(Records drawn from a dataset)
-----

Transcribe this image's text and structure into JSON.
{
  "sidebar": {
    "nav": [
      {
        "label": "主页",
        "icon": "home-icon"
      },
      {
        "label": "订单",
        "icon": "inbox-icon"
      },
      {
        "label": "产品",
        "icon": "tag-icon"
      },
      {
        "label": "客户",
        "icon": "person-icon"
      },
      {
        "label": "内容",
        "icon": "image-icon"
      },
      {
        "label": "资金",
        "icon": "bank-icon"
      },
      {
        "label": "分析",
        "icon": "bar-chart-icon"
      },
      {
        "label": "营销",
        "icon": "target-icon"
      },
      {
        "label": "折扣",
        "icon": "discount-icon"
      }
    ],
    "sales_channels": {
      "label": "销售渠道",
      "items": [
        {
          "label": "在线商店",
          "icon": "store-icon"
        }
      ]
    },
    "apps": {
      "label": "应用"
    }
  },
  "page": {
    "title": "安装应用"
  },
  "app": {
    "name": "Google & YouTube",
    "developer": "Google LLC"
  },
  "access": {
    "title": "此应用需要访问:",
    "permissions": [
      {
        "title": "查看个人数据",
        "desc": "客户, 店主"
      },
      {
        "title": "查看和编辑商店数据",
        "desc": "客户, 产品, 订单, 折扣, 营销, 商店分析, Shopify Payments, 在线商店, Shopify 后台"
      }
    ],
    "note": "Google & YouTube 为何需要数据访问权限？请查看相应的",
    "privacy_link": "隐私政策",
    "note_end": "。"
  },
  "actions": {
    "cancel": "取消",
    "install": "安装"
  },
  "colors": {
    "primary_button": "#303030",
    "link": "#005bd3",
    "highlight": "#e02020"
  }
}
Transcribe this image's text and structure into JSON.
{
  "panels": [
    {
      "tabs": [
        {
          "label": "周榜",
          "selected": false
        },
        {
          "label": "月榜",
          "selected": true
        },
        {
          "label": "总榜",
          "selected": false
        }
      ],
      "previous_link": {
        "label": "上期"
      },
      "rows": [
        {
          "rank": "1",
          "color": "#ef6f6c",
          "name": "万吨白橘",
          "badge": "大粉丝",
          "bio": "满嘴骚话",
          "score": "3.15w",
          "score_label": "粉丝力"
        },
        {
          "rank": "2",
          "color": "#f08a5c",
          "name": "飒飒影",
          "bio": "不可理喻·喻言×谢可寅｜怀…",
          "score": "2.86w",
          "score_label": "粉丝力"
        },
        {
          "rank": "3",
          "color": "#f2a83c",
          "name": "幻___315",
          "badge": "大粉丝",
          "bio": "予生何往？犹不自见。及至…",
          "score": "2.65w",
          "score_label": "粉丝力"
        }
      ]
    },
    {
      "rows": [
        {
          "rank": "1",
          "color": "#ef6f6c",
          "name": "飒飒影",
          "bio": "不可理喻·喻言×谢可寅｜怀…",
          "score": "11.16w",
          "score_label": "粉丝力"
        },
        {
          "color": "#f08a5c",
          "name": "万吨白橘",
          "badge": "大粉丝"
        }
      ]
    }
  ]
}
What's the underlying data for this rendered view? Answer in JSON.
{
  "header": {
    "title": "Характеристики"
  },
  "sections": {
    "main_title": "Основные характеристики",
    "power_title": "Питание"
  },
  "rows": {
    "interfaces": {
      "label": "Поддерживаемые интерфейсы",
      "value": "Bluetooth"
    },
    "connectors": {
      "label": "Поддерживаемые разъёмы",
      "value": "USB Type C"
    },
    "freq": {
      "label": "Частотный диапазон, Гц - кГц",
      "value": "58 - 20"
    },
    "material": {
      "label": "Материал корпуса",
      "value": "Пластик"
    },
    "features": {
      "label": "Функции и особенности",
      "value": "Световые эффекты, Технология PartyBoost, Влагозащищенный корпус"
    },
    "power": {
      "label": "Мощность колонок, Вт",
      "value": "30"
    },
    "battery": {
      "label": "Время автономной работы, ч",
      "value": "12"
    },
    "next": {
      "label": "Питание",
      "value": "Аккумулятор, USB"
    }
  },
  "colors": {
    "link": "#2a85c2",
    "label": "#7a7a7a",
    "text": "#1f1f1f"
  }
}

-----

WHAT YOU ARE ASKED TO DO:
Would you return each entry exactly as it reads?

TASK OUTPUT:
Transcribe this image's text and structure into JSON.
{
  "sidebar": {
    "nav": [
      {
        "label": "主页",
        "icon": "home-icon"
      },
      {
        "label": "订单",
        "icon": "inbox-icon"
      },
      {
        "label": "产品",
        "icon": "tag-icon"
      },
      {
        "label": "客户",
        "icon": "person-icon"
      },
      {
        "label": "内容",
        "icon": "image-icon"
      },
      {
        "label": "资金",
        "icon": "bank-icon"
      },
      {
        "label": "分析",
        "icon": "bar-chart-icon"
      },
      {
        "label": "营销",
        "icon": "target-icon"
      },
      {
        "label": "折扣",
        "icon": "discount-icon"
      }
    ],
    "sales_channels": {
      "label": "销售渠道",
      "items": [
        {
          "label": "在线商店",
          "icon": "store-icon"
        }
      ]
    },
    "apps": {
      "label": "应用"
    }
  },
  "page": {
    "title": "安装应用"
  },
  "app": {
    "name": "Google & YouTube",
    "developer": "Google LLC"
  },
  "access": {
    "title": "此应用需要访问:",
    "permissions": [
      {
        "title": "查看个人数据",
        "desc": "客户, 店主"
      },
      {
        "title": "查看和编辑商店数据",
        "desc": "客户, 产品, 订单, 折扣, 营销, 商店分析, Shopify Payments, 在线商店, Shopify 后台"
      }
    ],
    "note": "Google & YouTube 为何需要数据访问权限？请查看相应的",
    "privacy_link": "隐私政策",
    "note_end": "。"
  },
  "actions": {
    "cancel": "取消",
    "install": "安装"
  },
  "colors": {
    "primary_button": "#303030",
    "link": "#005bd3",
    "highlight": "#e02020"
  }
}
Transcribe this image's text and structure into JSON.
{
  "panels": [
    {
      "tabs": [
        {
          "label": "周榜",
          "selected": false
        },
        {
          "label": "月榜",
          "selected": true
        },
        {
          "label": "总榜",
          "selected": false
        }
      ],
      "previous_link": {
        "label": "上期"
      },
      "rows": [
        {
          "rank": "1",
          "color": "#ef6f6c",
          "name": "万吨白橘",
          "badge": "大粉丝",
          "bio": "满嘴骚话",
          "score": "3.15w",
          "score_label": "粉丝力"
        },
        {
          "rank": "2",
          "color": "#f08a5c",
          "name": "飒飒影",
          "bio": "不可理喻·喻言×谢可寅｜怀…",
          "score": "2.86w",
          "score_label": "粉丝力"
        },
        {
          "rank": "3",
          "color": "#f2a83c",
          "name": "幻___315",
          "badge": "大粉丝",
          "bio": "予生何往？犹不自见。及至…",
          "score": "2.65w",
          "score_label": "粉丝力"
        }
      ]
    },
    {
      "rows": [
        {
          "rank": "1",
          "color": "#ef6f6c",
          "name": "飒飒影",
          "bio": "不可理喻·喻言×谢可寅｜怀…",
          "score": "11.16w",
          "score_label": "粉丝力"
        },
        {
          "color": "#f08a5c",
          "name": "万吨白橘",
          "badge": "大粉丝"
        }
      ]
    }
  ]
}
What's the underlying data for this rendered view? Answer in JSON.
{
  "header": {
    "title": "Характеристики"
  },
  "sections": {
    "main_title": "Основные характеристики",
    "power_title": "Питание"
  },
  "rows": {
    "interfaces": {
      "label": "Поддерживаемые интерфейсы",
      "value": "Bluetooth"
    },
    "connectors": {
      "label": "Поддерживаемые разъёмы",
      "value": "USB Type C"
    },
    "freq": {
      "label": "Частотный диапазон, Гц - кГц",
      "value": "58 - 20"
    },
    "material": {
      "label": "Материал корпуса",
      "value": "Пластик"
    },
    "features": {
      "label": "Функции и особенности",
      "value": "Световые эффекты, Технология PartyBoost, Влагозащищенный корпус"
    },
    "power": {
      "label": "Мощность колонок, Вт",
      "value": "30"
    },
    "battery": {
      "label": "Время автономной работы, ч",
      "value": "12"
    },
    "next": {
      "label": "Питание",
      "value": "Аккумулятор, USB"
    }
  },
  "colors": {
    "link": "#2a85c2",
    "label": "#7a7a7a",
    "text": "#1f1f1f"
  }
}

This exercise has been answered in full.